─── SUPPLIED INFORMATION ───

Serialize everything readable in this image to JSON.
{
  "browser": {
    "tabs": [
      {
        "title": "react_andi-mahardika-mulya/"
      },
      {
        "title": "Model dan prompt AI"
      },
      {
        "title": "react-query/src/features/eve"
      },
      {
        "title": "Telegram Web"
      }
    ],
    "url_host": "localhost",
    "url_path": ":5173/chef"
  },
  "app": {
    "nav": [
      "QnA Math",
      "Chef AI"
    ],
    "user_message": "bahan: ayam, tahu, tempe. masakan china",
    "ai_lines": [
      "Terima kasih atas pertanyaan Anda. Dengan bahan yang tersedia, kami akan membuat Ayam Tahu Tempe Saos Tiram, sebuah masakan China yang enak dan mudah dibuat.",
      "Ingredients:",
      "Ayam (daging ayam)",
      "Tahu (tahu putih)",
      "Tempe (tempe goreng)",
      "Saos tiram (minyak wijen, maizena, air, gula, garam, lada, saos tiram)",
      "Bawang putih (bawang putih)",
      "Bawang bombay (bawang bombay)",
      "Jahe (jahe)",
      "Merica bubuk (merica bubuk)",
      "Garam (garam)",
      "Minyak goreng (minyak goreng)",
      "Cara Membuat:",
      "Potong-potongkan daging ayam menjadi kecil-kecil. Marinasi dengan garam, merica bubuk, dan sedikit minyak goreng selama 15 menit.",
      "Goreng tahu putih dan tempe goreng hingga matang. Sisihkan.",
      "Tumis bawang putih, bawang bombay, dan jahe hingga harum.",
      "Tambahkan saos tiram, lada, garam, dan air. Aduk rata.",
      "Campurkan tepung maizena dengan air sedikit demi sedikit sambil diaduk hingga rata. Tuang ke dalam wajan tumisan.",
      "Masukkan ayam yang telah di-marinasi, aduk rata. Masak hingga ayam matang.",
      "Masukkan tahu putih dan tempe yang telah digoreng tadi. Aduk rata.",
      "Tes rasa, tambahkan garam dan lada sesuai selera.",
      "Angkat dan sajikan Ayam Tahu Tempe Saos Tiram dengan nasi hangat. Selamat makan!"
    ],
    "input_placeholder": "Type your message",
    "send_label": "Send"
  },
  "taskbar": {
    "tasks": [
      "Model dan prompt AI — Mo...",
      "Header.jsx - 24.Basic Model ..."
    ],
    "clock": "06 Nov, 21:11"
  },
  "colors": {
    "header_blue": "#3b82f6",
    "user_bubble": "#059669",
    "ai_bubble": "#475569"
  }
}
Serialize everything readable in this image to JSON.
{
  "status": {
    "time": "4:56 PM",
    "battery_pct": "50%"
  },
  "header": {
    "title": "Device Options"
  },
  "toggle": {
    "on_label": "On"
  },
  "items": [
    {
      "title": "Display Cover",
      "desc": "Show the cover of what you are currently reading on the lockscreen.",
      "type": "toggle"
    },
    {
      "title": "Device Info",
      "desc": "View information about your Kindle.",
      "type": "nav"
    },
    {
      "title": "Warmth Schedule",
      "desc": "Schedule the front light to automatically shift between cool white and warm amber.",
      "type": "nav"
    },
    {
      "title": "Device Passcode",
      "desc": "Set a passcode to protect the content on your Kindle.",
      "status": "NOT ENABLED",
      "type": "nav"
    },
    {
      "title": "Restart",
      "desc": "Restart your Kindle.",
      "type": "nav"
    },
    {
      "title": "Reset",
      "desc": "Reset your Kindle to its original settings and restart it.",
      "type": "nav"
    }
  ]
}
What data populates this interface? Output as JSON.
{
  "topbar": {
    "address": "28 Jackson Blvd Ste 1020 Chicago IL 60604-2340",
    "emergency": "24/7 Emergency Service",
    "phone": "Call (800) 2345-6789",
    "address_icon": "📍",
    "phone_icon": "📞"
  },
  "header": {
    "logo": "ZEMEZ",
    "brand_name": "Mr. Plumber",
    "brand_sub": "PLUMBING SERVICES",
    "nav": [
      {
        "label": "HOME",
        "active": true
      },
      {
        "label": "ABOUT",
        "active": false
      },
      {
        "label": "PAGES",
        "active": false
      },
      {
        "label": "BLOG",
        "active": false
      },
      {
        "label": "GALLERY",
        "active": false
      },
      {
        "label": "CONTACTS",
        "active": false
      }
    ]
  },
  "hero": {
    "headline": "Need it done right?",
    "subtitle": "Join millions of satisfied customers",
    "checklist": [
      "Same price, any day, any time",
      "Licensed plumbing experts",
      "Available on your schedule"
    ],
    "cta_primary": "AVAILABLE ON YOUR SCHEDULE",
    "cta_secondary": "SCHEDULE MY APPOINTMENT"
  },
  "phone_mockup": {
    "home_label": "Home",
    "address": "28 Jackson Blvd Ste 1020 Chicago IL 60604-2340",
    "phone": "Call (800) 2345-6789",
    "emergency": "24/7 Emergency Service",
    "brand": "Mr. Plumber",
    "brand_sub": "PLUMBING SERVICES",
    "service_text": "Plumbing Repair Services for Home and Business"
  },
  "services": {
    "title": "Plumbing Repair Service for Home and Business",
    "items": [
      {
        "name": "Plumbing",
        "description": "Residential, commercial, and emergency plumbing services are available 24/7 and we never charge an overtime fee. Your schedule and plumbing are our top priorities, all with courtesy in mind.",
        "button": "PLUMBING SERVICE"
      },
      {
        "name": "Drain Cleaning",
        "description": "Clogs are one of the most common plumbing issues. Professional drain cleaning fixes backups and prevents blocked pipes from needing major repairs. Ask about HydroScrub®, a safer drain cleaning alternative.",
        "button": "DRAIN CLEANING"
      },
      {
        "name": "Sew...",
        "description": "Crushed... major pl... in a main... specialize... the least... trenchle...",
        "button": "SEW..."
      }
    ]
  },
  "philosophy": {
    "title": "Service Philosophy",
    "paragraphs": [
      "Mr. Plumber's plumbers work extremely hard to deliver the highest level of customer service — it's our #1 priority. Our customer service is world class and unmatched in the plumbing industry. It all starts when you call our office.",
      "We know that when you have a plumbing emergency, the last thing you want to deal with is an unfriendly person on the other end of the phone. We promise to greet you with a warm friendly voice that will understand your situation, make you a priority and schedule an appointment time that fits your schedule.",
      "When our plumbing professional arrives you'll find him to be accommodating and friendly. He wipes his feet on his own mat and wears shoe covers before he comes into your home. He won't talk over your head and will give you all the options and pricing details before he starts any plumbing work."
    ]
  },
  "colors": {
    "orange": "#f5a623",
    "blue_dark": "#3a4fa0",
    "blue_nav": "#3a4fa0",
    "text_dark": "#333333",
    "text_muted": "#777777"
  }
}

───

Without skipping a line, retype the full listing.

OUTPUT BELOW:
Serialize everything readable in this image to JSON.
{
  "browser": {
    "tabs": [
      {
        "title": "react_andi-mahardika-mulya/"
      },
      {
        "title": "Model dan prompt AI"
      },
      {
        "title": "react-query/src/features/eve"
      },
      {
        "title": "Telegram Web"
      }
    ],
    "url_host": "localhost",
    "url_path": ":5173/chef"
  },
  "app": {
    "nav": [
      "QnA Math",
      "Chef AI"
    ],
    "user_message": "bahan: ayam, tahu, tempe. masakan china",
    "ai_lines": [
      "Terima kasih atas pertanyaan Anda. Dengan bahan yang tersedia, kami akan membuat Ayam Tahu Tempe Saos Tiram, sebuah masakan China yang enak dan mudah dibuat.",
      "Ingredients:",
      "Ayam (daging ayam)",
      "Tahu (tahu putih)",
      "Tempe (tempe goreng)",
      "Saos tiram (minyak wijen, maizena, air, gula, garam, lada, saos tiram)",
      "Bawang putih (bawang putih)",
      "Bawang bombay (bawang bombay)",
      "Jahe (jahe)",
      "Merica bubuk (merica bubuk)",
      "Garam (garam)",
      "Minyak goreng (minyak goreng)",
      "Cara Membuat:",
      "Potong-potongkan daging ayam menjadi kecil-kecil. Marinasi dengan garam, merica bubuk, dan sedikit minyak goreng selama 15 menit.",
      "Goreng tahu putih dan tempe goreng hingga matang. Sisihkan.",
      "Tumis bawang putih, bawang bombay, dan jahe hingga harum.",
      "Tambahkan saos tiram, lada, garam, dan air. Aduk rata.",
      "Campurkan tepung maizena dengan air sedikit demi sedikit sambil diaduk hingga rata. Tuang ke dalam wajan tumisan.",
      "Masukkan ayam yang telah di-marinasi, aduk rata. Masak hingga ayam matang.",
      "Masukkan tahu putih dan tempe yang telah digoreng tadi. Aduk rata.",
      "Tes rasa, tambahkan garam dan lada sesuai selera.",
      "Angkat dan sajikan Ayam Tahu Tempe Saos Tiram dengan nasi hangat. Selamat makan!"
    ],
    "input_placeholder": "Type your message",
    "send_label": "Send"
  },
  "taskbar": {
    "tasks": [
      "Model dan prompt AI — Mo...",
      "Header.jsx - 24.Basic Model ..."
    ],
    "clock": "06 Nov, 21:11"
  },
  "colors": {
    "header_blue": "#3b82f6",
    "user_bubble": "#059669",
    "ai_bubble": "#475569"
  }
}
Serialize everything readable in this image to JSON.
{
  "status": {
    "time": "4:56 PM",
    "battery_pct": "50%"
  },
  "header": {
    "title": "Device Options"
  },
  "toggle": {
    "on_label": "On"
  },
  "items": [
    {
      "title": "Display Cover",
      "desc": "Show the cover of what you are currently reading on the lockscreen.",
      "type": "toggle"
    },
    {
      "title": "Device Info",
      "desc": "View information about your Kindle.",
      "type": "nav"
    },
    {
      "title": "Warmth Schedule",
      "desc": "Schedule the front light to automatically shift between cool white and warm amber.",
      "type": "nav"
    },
    {
      "title": "Device Passcode",
      "desc": "Set a passcode to protect the content on your Kindle.",
      "status": "NOT ENABLED",
      "type": "nav"
    },
    {
      "title": "Restart",
      "desc": "Restart your Kindle.",
      "type": "nav"
    },
    {
      "title": "Reset",
      "desc": "Reset your Kindle to its original settings and restart it.",
      "type": "nav"
    }
  ]
}
What data populates this interface? Output as JSON.
{
  "topbar": {
    "address": "28 Jackson Blvd Ste 1020 Chicago IL 60604-2340",
    "emergency": "24/7 Emergency Service",
    "phone": "Call (800) 2345-6789",
    "address_icon": "📍",
    "phone_icon": "📞"
  },
  "header": {
    "logo": "ZEMEZ",
    "brand_name": "Mr. Plumber",
    "brand_sub": "PLUMBING SERVICES",
    "nav": [
      {
        "label": "HOME",
        "active": true
      },
      {
        "label": "ABOUT",
        "active": false
      },
      {
        "label": "PAGES",
        "active": false
      },
      {
        "label": "BLOG",
        "active": false
      },
      {
        "label": "GALLERY",
        "active": false
      },
      {
        "label": "CONTACTS",
        "active": false
      }
    ]
  },
  "hero": {
    "headline": "Need it done right?",
    "subtitle": "Join millions of satisfied customers",
    "checklist": [
      "Same price, any day, any time",
      "Licensed plumbing experts",
      "Available on your schedule"
    ],
    "cta_primary": "AVAILABLE ON YOUR SCHEDULE",
    "cta_secondary": "SCHEDULE MY APPOINTMENT"
  },
  "phone_mockup": {
    "home_label": "Home",
    "address": "28 Jackson Blvd Ste 1020 Chicago IL 60604-2340",
    "phone": "Call (800) 2345-6789",
    "emergency": "24/7 Emergency Service",
    "brand": "Mr. Plumber",
    "brand_sub": "PLUMBING SERVICES",
    "service_text": "Plumbing Repair Services for Home and Business"
  },
  "services": {
    "title": "Plumbing Repair Service for Home and Business",
    "items": [
      {
        "name": "Plumbing",
        "description": "Residential, commercial, and emergency plumbing services are available 24/7 and we never charge an overtime fee. Your schedule and plumbing are our top priorities, all with courtesy in mind.",
        "button": "PLUMBING SERVICE"
      },
      {
        "name": "Drain Cleaning",
        "description": "Clogs are one of the most common plumbing issues. Professional drain cleaning fixes backups and prevents blocked pipes from needing major repairs. Ask about HydroScrub®, a safer drain cleaning alternative.",
        "button": "DRAIN CLEANING"
      },
      {
        "name": "Sew...",
        "description": "Crushed... major pl... in a main... specialize... the least... trenchle...",
        "button": "SEW..."
      }
    ]
  },
  "philosophy": {
    "title": "Service Philosophy",
    "paragraphs": [
      "Mr. Plumber's plumbers work extremely hard to deliver the highest level of customer service — it's our #1 priority. Our customer service is world class and unmatched in the plumbing industry. It all starts when you call our office.",
      "We know that when you have a plumbing emergency, the last thing you want to deal with is an unfriendly person on the other end of the phone. We promise to greet you with a warm friendly voice that will understand your situation, make you a priority and schedule an appointment time that fits your schedule.",
      "When our plumbing professional arrives you'll find him to be accommodating and friendly. He wipes his feet on his own mat and wears shoe covers before he comes into your home. He won't talk over your head and will give you all the options and pricing details before he starts any plumbing work."
    ]
  },
  "colors": {
    "orange": "#f5a623",
    "blue_dark": "#3a4fa0",
    "blue_nav": "#3a4fa0",
    "text_dark": "#333333",
    "text_muted": "#777777"
  }
}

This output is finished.